Natural Ways to Boost Libido
Underlying health issues aside, a hectic schedule packed with work deadlines, kids’ sporting events and household chores can leave little time for intimacy. Letting that pattern go on too long can become a problem. “There’s a use-it-or-lose-it phenomenon that occurs,” says Dr. Anita Clayton, a University of Virginia psychiatry professor, neurologist and author of Satisfaction: Women, Sex, and the Quest for Intimacy.
Despite what hyper-seductive female media stereotypes suggest we believe, in the real world, 39 percent of women feel they lack sex drive, and nearly half experience some kind of sexual dissatisfaction, according to a survey of 32,000 women published in the journal Obstetrics & Gynecology. About one in eight women are significantly distressed about it. “The truth is, many of us don’t have great sex lives,” confirms Clayton.
Sprout Pharmaceuticals introduced Addyi, aka filbanserin, last fall; the first prescription drug to address low libido in women.

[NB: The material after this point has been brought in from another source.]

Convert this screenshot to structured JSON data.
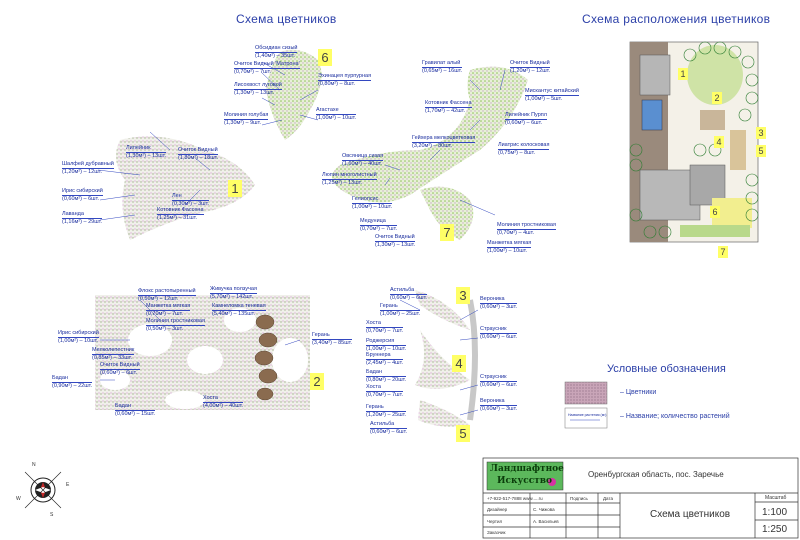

Some heralded the controversial medication as “the little pink pill,” seeing it as the female version of males’ blue Viagra pill, which a half-million men purchased in its first month on the market in 1998. Yet several months after its launch, only about 1,000 women had tried Addyi and many doctors declined to prescribe it, due to its lack of widespread efficacy and possible adverse side effects, including low blood pressure and fainting when combined with alcohol. READ MORE